Life as young girls
Aboard the train, Andra and Tatiana could have noted that its sleeper cars bore no resemblance to cattle cars. They could have pointed out that the students knew their destination or that they were dressed for the frigid Polish winter. But the sisters prefer not to lecture.
Soft-spoken to the point of occasional inaudibility, they are witnesses, not speechmakers. When they visit elementary schools, children sometimes want to know who tucked them in at bedtime at Auschwitz. The older students who participate in the Train of Remembrance tend more toward cosmic questions, such as whether Andra and Tatiana believe in God. It is a matter they have not fully resolved.
They are burdened, but not destroyed by their past.
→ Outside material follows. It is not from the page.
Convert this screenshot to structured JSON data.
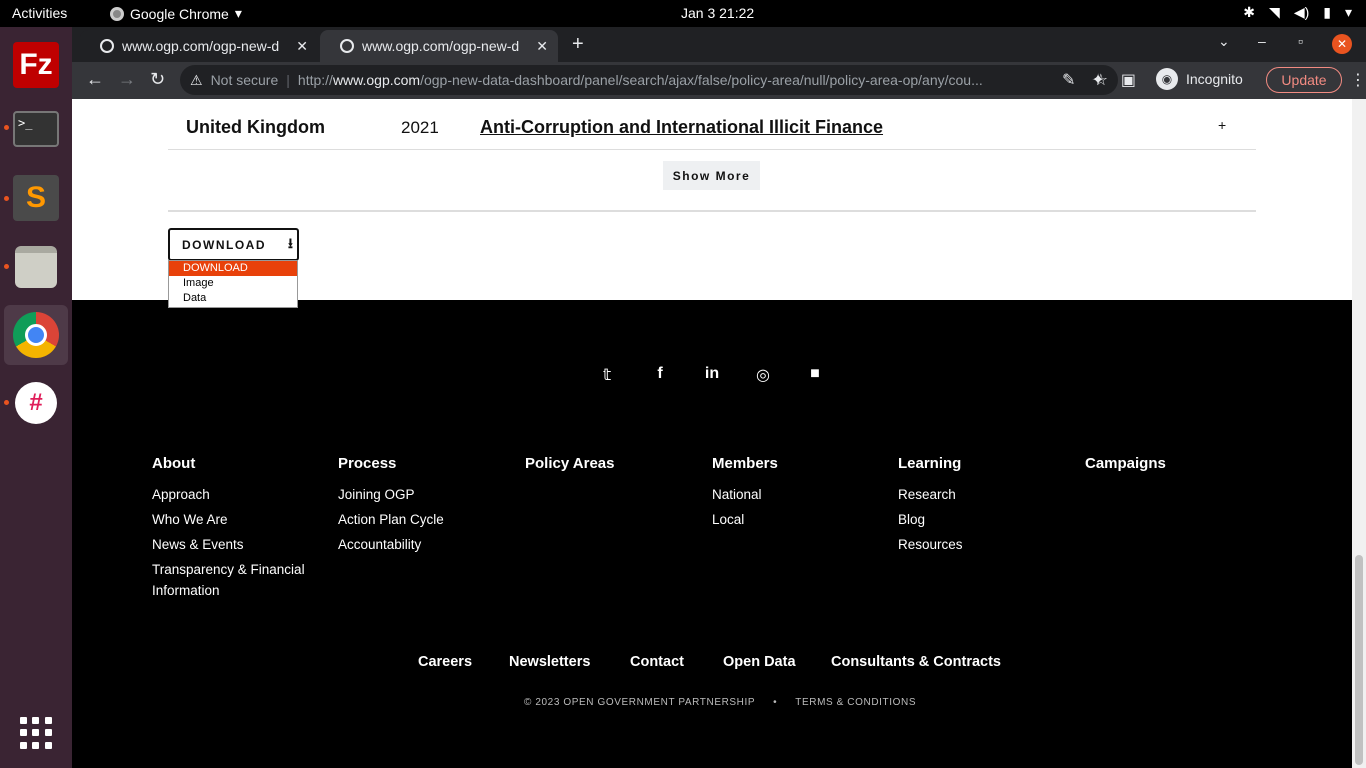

Sometimes, they are the first to say, it is difficult to see them with their gray hair and deep wrinkles and imagine them as they once were: little girls, one as petite as the other, neither with any knowledge of evil much greater than chickenpox.
Chickenpox — this was the reason Andra was sleeping in the grown-up bedone night in late March 1944. She had come down with the childhood illness, she told the students, and her mother decided to indulge her. Tatiana, practically inseparable from her younger sister, slept in the same room.
The girls lived in Fiume, a city then located in northern Italy and today part of Croatia. Their father, Giovanni Bucci, a mariner long away at sea, was Catholic. Their mother, Mira Perlow, was Jewish and had fled persecution in Russia with her parents.
They didn’t have much, but Mira gave her girls a proper and happy childhood. In the morning, she enforced a strict bathing regimen. No daughter of hers would be poorly groomed. Before they went to bed, the girls wished their seafaring father good night by kissing his image in their parents’ wedding picture.
In the early years of the war, Italian Jews were relatively safe. Despite its pact with Germany and its own anti-Semitic “racial laws,” Benito Mussolini’s Fascist government generally did not cooperate with Nazi plans for the deportation or murder of Jews. But that modest security ended in the autumn of 1943, as Italy switched sides in the war following the collapse of Mussolini’s government.
With the Allies still making their way up the spine of Italy from the south, the northern and central parts of the country fell under German occupation. Large-scale roundups and deportations of Italian Jews ensued, and in early 1944, an informant turned in Mira’s family. The girls awoke that March night to find their grandmother, Nonna Rosa, begging a man in a long black coat to take her and leave the children.